SOURCE INFORMATION below:

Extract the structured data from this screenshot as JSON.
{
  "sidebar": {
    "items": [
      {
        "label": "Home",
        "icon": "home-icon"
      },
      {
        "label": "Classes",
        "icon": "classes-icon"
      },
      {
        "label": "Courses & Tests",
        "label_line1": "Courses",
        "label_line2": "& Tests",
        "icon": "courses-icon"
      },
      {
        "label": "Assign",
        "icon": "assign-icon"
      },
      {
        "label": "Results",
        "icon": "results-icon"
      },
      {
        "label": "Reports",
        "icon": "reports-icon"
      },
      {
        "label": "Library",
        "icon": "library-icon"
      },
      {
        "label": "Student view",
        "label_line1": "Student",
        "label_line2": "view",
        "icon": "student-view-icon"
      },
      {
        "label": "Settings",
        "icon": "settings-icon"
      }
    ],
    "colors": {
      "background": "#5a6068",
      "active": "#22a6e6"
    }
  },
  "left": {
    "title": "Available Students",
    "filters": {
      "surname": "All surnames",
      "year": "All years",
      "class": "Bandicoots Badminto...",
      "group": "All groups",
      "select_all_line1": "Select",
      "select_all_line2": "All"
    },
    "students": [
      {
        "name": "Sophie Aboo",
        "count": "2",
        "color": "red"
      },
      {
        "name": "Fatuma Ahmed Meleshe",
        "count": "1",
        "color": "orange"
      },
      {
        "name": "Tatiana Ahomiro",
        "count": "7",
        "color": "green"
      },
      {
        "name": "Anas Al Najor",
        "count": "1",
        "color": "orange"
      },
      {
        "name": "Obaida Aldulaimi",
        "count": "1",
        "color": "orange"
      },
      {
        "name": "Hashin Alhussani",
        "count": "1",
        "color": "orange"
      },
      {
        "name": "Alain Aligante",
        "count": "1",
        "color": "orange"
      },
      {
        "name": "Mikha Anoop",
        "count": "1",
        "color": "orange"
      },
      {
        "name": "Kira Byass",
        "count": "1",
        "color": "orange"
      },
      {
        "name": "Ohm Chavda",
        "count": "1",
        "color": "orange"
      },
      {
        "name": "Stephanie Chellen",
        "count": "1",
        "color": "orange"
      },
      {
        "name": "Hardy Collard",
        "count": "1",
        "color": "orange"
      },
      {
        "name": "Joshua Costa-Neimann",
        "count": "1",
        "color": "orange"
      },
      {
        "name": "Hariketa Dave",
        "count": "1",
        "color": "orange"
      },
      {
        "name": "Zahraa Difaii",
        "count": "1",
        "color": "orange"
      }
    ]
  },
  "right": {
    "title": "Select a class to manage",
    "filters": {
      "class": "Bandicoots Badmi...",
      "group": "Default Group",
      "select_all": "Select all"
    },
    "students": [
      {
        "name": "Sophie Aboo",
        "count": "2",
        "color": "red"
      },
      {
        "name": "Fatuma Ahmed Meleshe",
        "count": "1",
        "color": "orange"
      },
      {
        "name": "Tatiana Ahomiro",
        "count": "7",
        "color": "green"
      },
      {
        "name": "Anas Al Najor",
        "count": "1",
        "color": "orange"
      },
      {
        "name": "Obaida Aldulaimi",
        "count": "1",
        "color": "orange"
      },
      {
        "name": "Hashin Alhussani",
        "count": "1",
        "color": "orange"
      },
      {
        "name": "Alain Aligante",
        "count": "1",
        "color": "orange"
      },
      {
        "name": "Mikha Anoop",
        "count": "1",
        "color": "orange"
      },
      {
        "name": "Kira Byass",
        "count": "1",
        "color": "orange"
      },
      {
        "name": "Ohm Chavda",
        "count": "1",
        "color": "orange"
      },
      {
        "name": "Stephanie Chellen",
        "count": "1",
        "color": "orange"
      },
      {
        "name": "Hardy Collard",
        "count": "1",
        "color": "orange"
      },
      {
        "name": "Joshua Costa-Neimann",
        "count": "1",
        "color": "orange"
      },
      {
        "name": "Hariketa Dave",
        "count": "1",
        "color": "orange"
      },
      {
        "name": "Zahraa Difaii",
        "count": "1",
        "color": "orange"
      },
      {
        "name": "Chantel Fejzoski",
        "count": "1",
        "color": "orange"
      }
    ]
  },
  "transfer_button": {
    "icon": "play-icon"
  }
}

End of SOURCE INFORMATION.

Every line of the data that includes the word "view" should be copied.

        "label": "Student view",
        "label_line2": "view",
        "icon": "student-view-icon"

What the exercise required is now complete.